One of the main reasons why so many people miss out on the exquisite experience of their conscious awareness is that they’re having an identity crisis. Quite simply, they think they are someone or something they’re not. They think they are the voice in their head and, as a result, rely on what it says too heavily for defining who they are and what they’re capable of. They think they are what they are feeling emotionally. They think they are their body, having identified with it from an early age. Or they think they are their relationship status, job title, religious affiliation or the long list of other labels that they’ve found to help define who they are.
It is normal to be on the search to find meaning from all of the potential sources listed above. Whether aware of it or not, there’s a big chance that you, too, have been exploring the answer to life’s big question: Who am I? Without guidance it is extremely easy to fall into the understandable assumption of thinking that you are the temporary and transient traits that so many others think they are, too:
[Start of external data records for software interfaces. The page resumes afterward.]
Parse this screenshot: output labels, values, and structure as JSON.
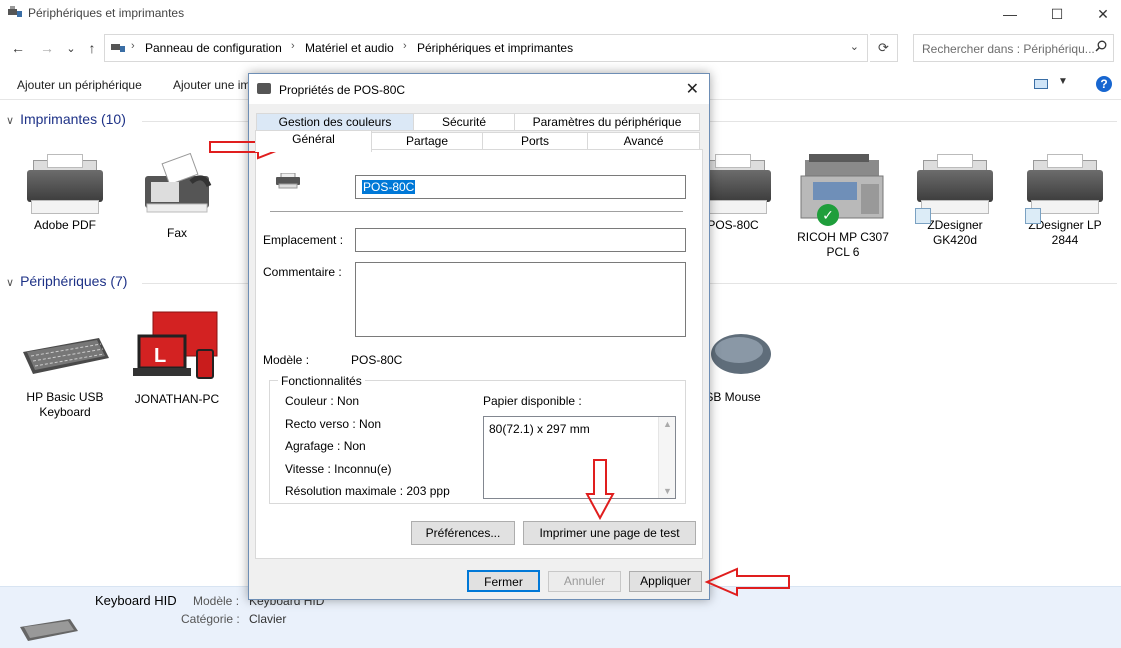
{
  "window": {
    "title": "Périphériques et imprimantes",
    "minimize": "—",
    "maximize": "☐",
    "close": "✕"
  },
  "nav": {
    "back": "←",
    "forward": "→",
    "recent": "⌄",
    "up": "↑"
  },
  "breadcrumb": [
    "Panneau de configuration",
    "Matériel et audio",
    "Périphériques et imprimantes"
  ],
  "breadcrumb_sep": "›",
  "search": {
    "placeholder": "Rechercher dans : Périphériqu..."
  },
  "toolbar": {
    "add_device": "Ajouter un périphérique",
    "add_printer": "Ajouter une im"
  },
  "sections": {
    "printers": {
      "title": "Imprimantes (10)"
    },
    "devices": {
      "title": "Périphériques (7)"
    }
  },
  "printers": [
    {
      "name": "Adobe PDF"
    },
    {
      "name": "Fax"
    },
    {
      "name": "POS-80C"
    },
    {
      "name": "RICOH MP C307",
      "name2": "PCL 6"
    },
    {
      "name": "ZDesigner",
      "name2": "GK420d"
    },
    {
      "name": "ZDesigner LP",
      "name2": "2844"
    }
  ],
  "devices": [
    {
      "name": "HP Basic USB",
      "name2": "Keyboard"
    },
    {
      "name": "JONATHAN-PC"
    },
    {
      "name": "USB Mouse",
      "visible": "SB Mouse"
    }
  ],
  "details": {
    "device_name": "Keyboard HID",
    "model_label": "Modèle :",
    "model_value": "Keyboard HID",
    "category_label": "Catégorie :",
    "category_value": "Clavier"
  },
  "dialog": {
    "title": "Propriétés de POS-80C",
    "tabs_row1": [
      "Gestion des couleurs",
      "Sécurité",
      "Paramètres du périphérique"
    ],
    "tabs_row2": [
      "Général",
      "Partage",
      "Ports",
      "Avancé"
    ],
    "printer_name": "POS-80C",
    "location_label": "Emplacement :",
    "location_value": "",
    "comment_label": "Commentaire :",
    "comment_value": "",
    "model_label": "Modèle :",
    "model_value": "POS-80C",
    "features": {
      "legend": "Fonctionnalités",
      "color": "Couleur : Non",
      "duplex": "Recto verso : Non",
      "staple": "Agrafage : Non",
      "speed": "Vitesse : Inconnu(e)",
      "resolution": "Résolution maximale : 203 ppp",
      "paper_label": "Papier disponible :",
      "paper_items": [
        "80(72.1) x 297 mm"
      ]
    },
    "preferences_btn": "Préférences...",
    "test_page_btn": "Imprimer une page de test",
    "ok_btn": "Fermer",
    "cancel_btn": "Annuler",
    "apply_btn": "Appliquer"
  },
  "colors": {
    "accent": "#0078d7",
    "section_title": "#1e3287",
    "annotation_arrow": "#e01e1e",
    "details_bg": "#eaf1fb"
  }
}
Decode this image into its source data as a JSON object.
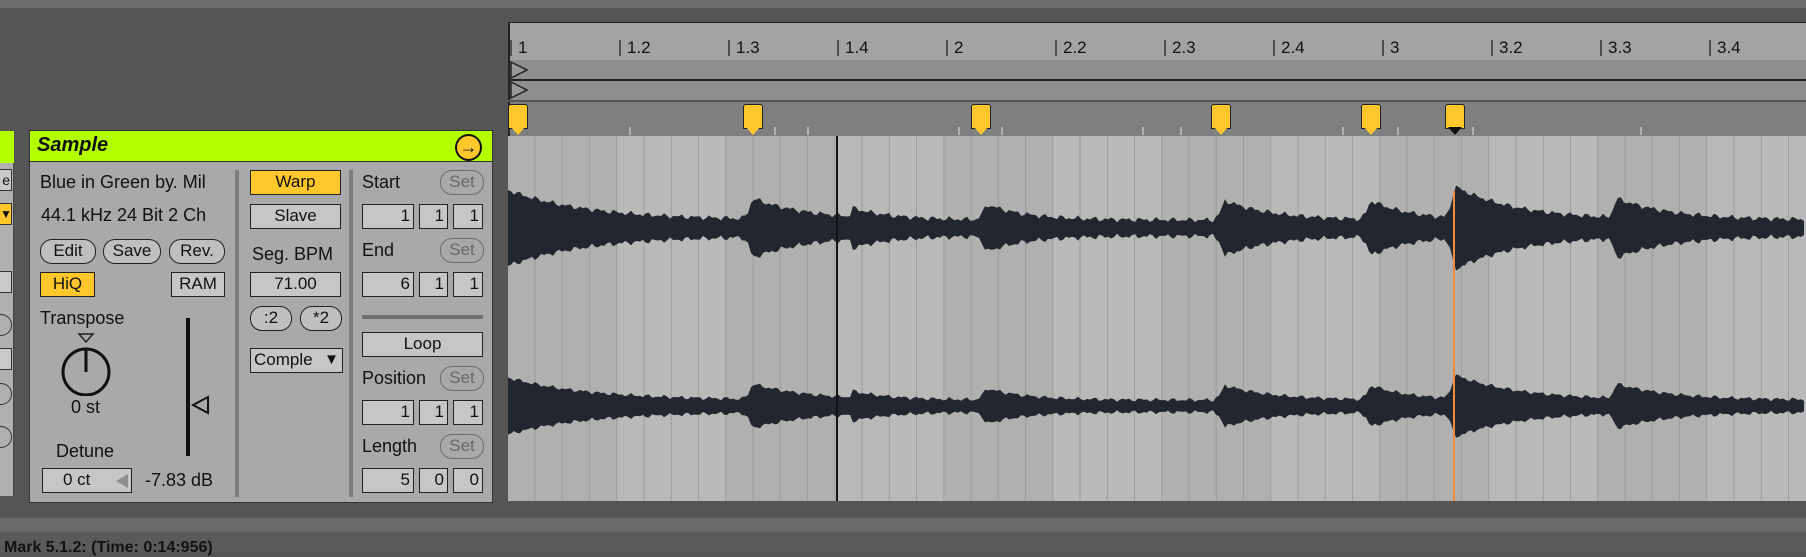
{
  "status_text": "Mark 5.1.2: (Time: 0:14:956)",
  "left_device": {
    "button_partial": "e",
    "dropdown_partial": "▼"
  },
  "sample": {
    "title": "Sample",
    "file_name": "Blue in Green by. Mil",
    "file_info": "44.1 kHz 24 Bit 2 Ch",
    "edit_label": "Edit",
    "save_label": "Save",
    "rev_label": "Rev.",
    "hiq_label": "HiQ",
    "ram_label": "RAM",
    "transpose_label": "Transpose",
    "transpose_value": "0 st",
    "detune_label": "Detune",
    "detune_value": "0 ct",
    "volume_value": "-7.83 dB",
    "warp_label": "Warp",
    "slave_label": "Slave",
    "seg_bpm_label": "Seg. BPM",
    "seg_bpm_value": "71.00",
    "half_label": ":2",
    "double_label": "*2",
    "warp_mode": "Comple",
    "warp_mode_arrow": "▼",
    "start_label": "Start",
    "start_set": "Set",
    "start_values": [
      "1",
      "1",
      "1"
    ],
    "end_label": "End",
    "end_set": "Set",
    "end_values": [
      "6",
      "1",
      "1"
    ],
    "loop_label": "Loop",
    "position_label": "Position",
    "position_set": "Set",
    "position_values": [
      "1",
      "1",
      "1"
    ],
    "length_label": "Length",
    "length_set": "Set",
    "length_values": [
      "5",
      "0",
      "0"
    ],
    "volume_level": 0.5
  },
  "timeline": {
    "ruler_labels": [
      "1",
      "1.2",
      "1.3",
      "1.4",
      "2",
      "2.2",
      "2.3",
      "2.4",
      "3",
      "3.2",
      "3.3",
      "3.4"
    ],
    "warp_marker_count": 6,
    "selected_marker_index": 5
  },
  "colors": {
    "accent": "#b3ff00",
    "marker": "#ffc72c",
    "waveform": "#22262e",
    "playhead": "#f08a3c"
  }
}
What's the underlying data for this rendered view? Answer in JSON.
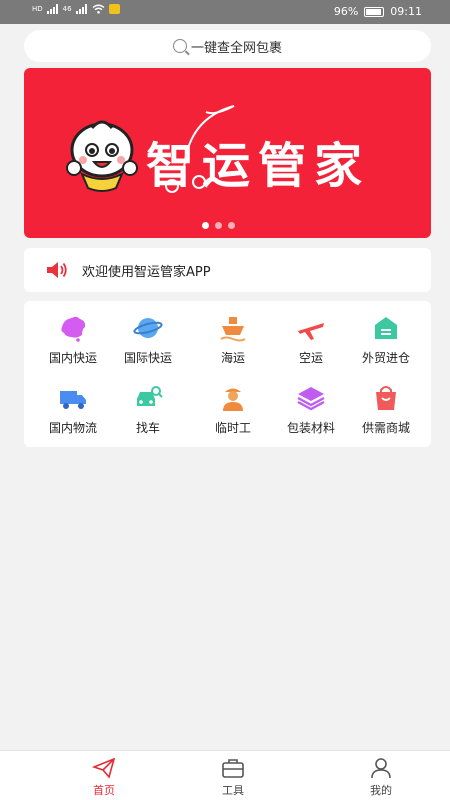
{
  "statusbar": {
    "battery": "96%",
    "time": "09:11",
    "net_left": "HD",
    "net_right": "46"
  },
  "search": {
    "placeholder": "一键查全网包裹"
  },
  "banner": {
    "title": "智运管家",
    "slides": 3,
    "active_slide": 1
  },
  "notice": {
    "text": "欢迎使用智运管家APP"
  },
  "services": [
    {
      "label": "国内快运",
      "icon": "china-map-icon",
      "color": "#d45cf0"
    },
    {
      "label": "国际快运",
      "icon": "planet-icon",
      "color": "#5aa8f0"
    },
    {
      "label": "海运",
      "icon": "ship-icon",
      "color": "#f08a3c"
    },
    {
      "label": "空运",
      "icon": "airplane-icon",
      "color": "#f04a4a"
    },
    {
      "label": "外贸进仓",
      "icon": "warehouse-icon",
      "color": "#3cc8a0"
    },
    {
      "label": "国内物流",
      "icon": "truck-icon",
      "color": "#4a8cf0"
    },
    {
      "label": "找车",
      "icon": "car-search-icon",
      "color": "#3cc8a0"
    },
    {
      "label": "临时工",
      "icon": "worker-icon",
      "color": "#f08a3c"
    },
    {
      "label": "包装材料",
      "icon": "layers-icon",
      "color": "#c05cf0"
    },
    {
      "label": "供需商城",
      "icon": "shopping-bag-icon",
      "color": "#f05a5a"
    }
  ],
  "tabs": [
    {
      "label": "首页",
      "icon": "paper-plane-icon",
      "active": true
    },
    {
      "label": "工具",
      "icon": "briefcase-icon",
      "active": false
    },
    {
      "label": "我的",
      "icon": "user-icon",
      "active": false
    }
  ]
}
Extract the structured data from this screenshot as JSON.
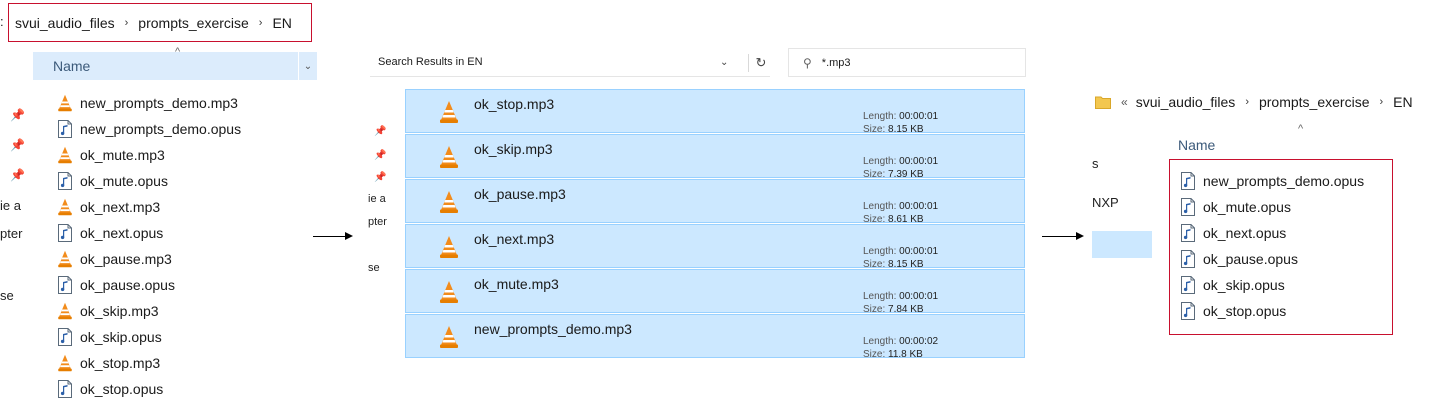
{
  "panel1": {
    "breadcrumb": [
      "svui_audio_files",
      "prompts_exercise",
      "EN"
    ],
    "left_cut_text": ":",
    "column_header": "Name",
    "nav_cut_labels": [
      "ie a",
      "pter",
      "se"
    ],
    "files": [
      {
        "name": "new_prompts_demo.mp3",
        "type": "mp3"
      },
      {
        "name": "new_prompts_demo.opus",
        "type": "opus"
      },
      {
        "name": "ok_mute.mp3",
        "type": "mp3"
      },
      {
        "name": "ok_mute.opus",
        "type": "opus"
      },
      {
        "name": "ok_next.mp3",
        "type": "mp3"
      },
      {
        "name": "ok_next.opus",
        "type": "opus"
      },
      {
        "name": "ok_pause.mp3",
        "type": "mp3"
      },
      {
        "name": "ok_pause.opus",
        "type": "opus"
      },
      {
        "name": "ok_skip.mp3",
        "type": "mp3"
      },
      {
        "name": "ok_skip.opus",
        "type": "opus"
      },
      {
        "name": "ok_stop.mp3",
        "type": "mp3"
      },
      {
        "name": "ok_stop.opus",
        "type": "opus"
      }
    ]
  },
  "panel2": {
    "address": "Search Results in EN",
    "search_value": "*.mp3",
    "nav_cut_labels": [
      "pte",
      "ie a",
      "pter",
      "se"
    ],
    "length_label": "Length:",
    "size_label": "Size:",
    "results": [
      {
        "name": "ok_stop.mp3",
        "length": "00:00:01",
        "size": "8.15 KB"
      },
      {
        "name": "ok_skip.mp3",
        "length": "00:00:01",
        "size": "7.39 KB"
      },
      {
        "name": "ok_pause.mp3",
        "length": "00:00:01",
        "size": "8.61 KB"
      },
      {
        "name": "ok_next.mp3",
        "length": "00:00:01",
        "size": "8.15 KB"
      },
      {
        "name": "ok_mute.mp3",
        "length": "00:00:01",
        "size": "7.84 KB"
      },
      {
        "name": "new_prompts_demo.mp3",
        "length": "00:00:02",
        "size": "11.8 KB"
      }
    ]
  },
  "panel3": {
    "breadcrumb_prefix": "«",
    "breadcrumb": [
      "svui_audio_files",
      "prompts_exercise",
      "EN"
    ],
    "column_header": "Name",
    "nav_cut_labels": [
      "s",
      "NXP"
    ],
    "files": [
      {
        "name": "new_prompts_demo.opus",
        "type": "opus"
      },
      {
        "name": "ok_mute.opus",
        "type": "opus"
      },
      {
        "name": "ok_next.opus",
        "type": "opus"
      },
      {
        "name": "ok_pause.opus",
        "type": "opus"
      },
      {
        "name": "ok_skip.opus",
        "type": "opus"
      },
      {
        "name": "ok_stop.opus",
        "type": "opus"
      }
    ]
  },
  "colors": {
    "highlight_box": "#c8102e",
    "selection": "#cce8ff",
    "header": "#dcecfc"
  }
}
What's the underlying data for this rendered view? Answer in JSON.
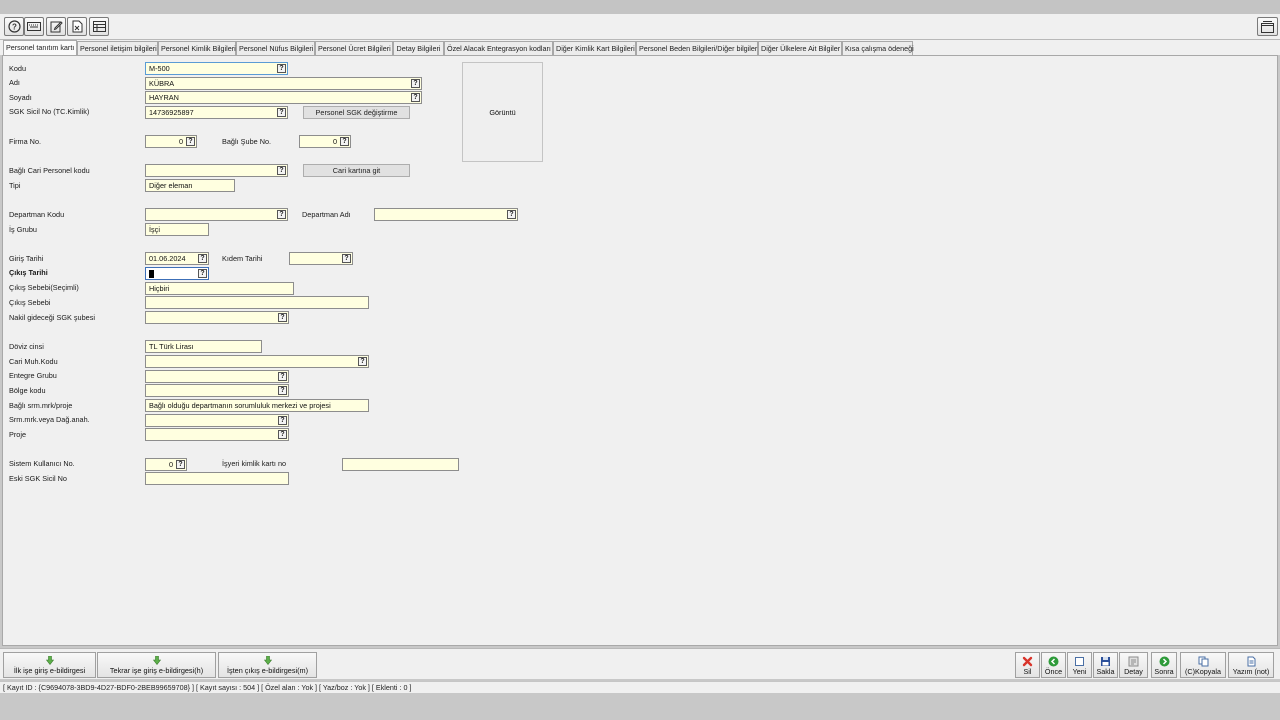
{
  "toolbar": {
    "buttons": [
      "help-icon",
      "keyboard-icon",
      "edit-icon",
      "excel-icon",
      "table-icon"
    ],
    "right_button": "window-icon"
  },
  "tabs": [
    "Personel tanıtım kartı",
    "Personel iletişim bilgileri",
    "Personel Kimlik Bilgileri",
    "Personel Nüfus Bilgileri",
    "Personel Ücret Bilgileri",
    "Detay Bilgileri",
    "Özel Alacak Entegrasyon kodları",
    "Diğer Kimlik Kart Bilgileri",
    "Personel Beden Bilgileri/Diğer bilgiler",
    "Diğer Ülkelere Ait Bilgiler",
    "Kısa çalışma ödeneği"
  ],
  "form": {
    "kodu": {
      "label": "Kodu",
      "value": "M-500"
    },
    "adi": {
      "label": "Adı",
      "value": "KÜBRA"
    },
    "soyadi": {
      "label": "Soyadı",
      "value": "HAYRAN"
    },
    "sgk": {
      "label": "SGK Sicil No (TC.Kimlik)",
      "value": "14736925897",
      "button": "Personel SGK değiştirme"
    },
    "image_label": "Görüntü",
    "firma": {
      "label": "Firma No.",
      "value": "0"
    },
    "sube": {
      "label": "Bağlı Şube No.",
      "value": "0"
    },
    "cari_personel": {
      "label": "Bağlı Cari Personel kodu",
      "value": "",
      "button": "Cari kartına git"
    },
    "tipi": {
      "label": "Tipi",
      "value": "Diğer eleman"
    },
    "departman_kodu": {
      "label": "Departman Kodu",
      "value": ""
    },
    "departman_adi": {
      "label": "Departman Adı",
      "value": ""
    },
    "is_grubu": {
      "label": "İş Grubu",
      "value": "İşçi"
    },
    "giris_tarihi": {
      "label": "Giriş Tarihi",
      "value": "01.06.2024"
    },
    "kidem_tarihi": {
      "label": "Kıdem Tarihi",
      "value": ""
    },
    "cikis_tarihi": {
      "label": "Çıkış Tarihi",
      "value": ""
    },
    "cikis_sebebi_secimli": {
      "label": "Çıkış Sebebi(Seçimli)",
      "value": "Hiçbiri"
    },
    "cikis_sebebi": {
      "label": "Çıkış Sebebi",
      "value": ""
    },
    "nakil": {
      "label": "Nakil gideceği SGK şubesi",
      "value": ""
    },
    "doviz": {
      "label": "Döviz cinsi",
      "value": "TL  Türk Lirası"
    },
    "cari_muh": {
      "label": "Cari Muh.Kodu",
      "value": ""
    },
    "entegre": {
      "label": "Entegre Grubu",
      "value": ""
    },
    "bolge": {
      "label": "Bölge kodu",
      "value": ""
    },
    "srm_proje": {
      "label": "Bağlı srm.mrk/proje",
      "value": "Bağlı olduğu departmanın sorumluluk merkezi ve projesi"
    },
    "srm_dag": {
      "label": "Srm.mrk.veya Dağ.anah.",
      "value": ""
    },
    "proje": {
      "label": "Proje",
      "value": ""
    },
    "sistem_kullanici": {
      "label": "Sistem Kullanıcı No.",
      "value": "0"
    },
    "isyeri_kimlik": {
      "label": "İşyeri kimlik kartı no",
      "value": ""
    },
    "eski_sgk": {
      "label": "Eski SGK Sicil No",
      "value": ""
    }
  },
  "bottom": {
    "ebildirge": [
      "İlk işe giriş e-bildirgesi",
      "Tekrar işe giriş e-bildirgesi(h)",
      "İşten çıkış e-bildirgesi(m)"
    ],
    "actions": [
      {
        "label": "Sil",
        "icon": "delete-icon",
        "color": "#d9342b"
      },
      {
        "label": "Önce",
        "icon": "previous-icon",
        "color": "#2e9b3a"
      },
      {
        "label": "Yeni",
        "icon": "new-icon",
        "color": "#4a6fa5"
      },
      {
        "label": "Sakla",
        "icon": "save-icon",
        "color": "#2b4f9a"
      },
      {
        "label": "Detay",
        "icon": "detail-icon",
        "color": "#8c8c8c"
      },
      {
        "label": "Sonra",
        "icon": "next-icon",
        "color": "#2e9b3a"
      },
      {
        "label": "(C)Kopyala",
        "icon": "copy-icon",
        "color": "#4a6fa5"
      },
      {
        "label": "Yazım (not)",
        "icon": "note-icon",
        "color": "#4a6fa5"
      }
    ]
  },
  "status": "[ Kayıt ID : {C9694078-3BD9-4D27-BDF0-2BEB99659708} ] [ Kayıt sayısı : 504 ] [ Özel alan : Yok ] [ Yaz/boz : Yok ] [ Eklenti : 0 ]"
}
I must be the voice in my head because it sounds like me.
I must be my emotions because I feel them inside me so intimately.
I must be my body because it’s been with me since I was born.
I must be my job title because that’s what I tell people I am when asked what I do.
I must be my relationship status because my marriage certificate says so.
I must be my religion because it is what I believe in so strongly.
The list goes on and on. But none of these things are ultimately you. Yes, they contribute to your personality and what you tend to do with your day, but that does not make them you. Why? They are all temporary, come and go and change. Therefore attempting to find your Self in these transient labels is a bit like trying to stay still in the ocean without an anchor. It’s not going to work and you’ll find yourself drifting. Moving from one mental construct to another can be very confusing – not to mention highly stressful – if you attempt to define who you are from the things in your life that constantly change and are, to a large extent, outside your immediate control.
What if you are not who or what you think? Are you willing to explore a new way of perceiving and experiencing your Self?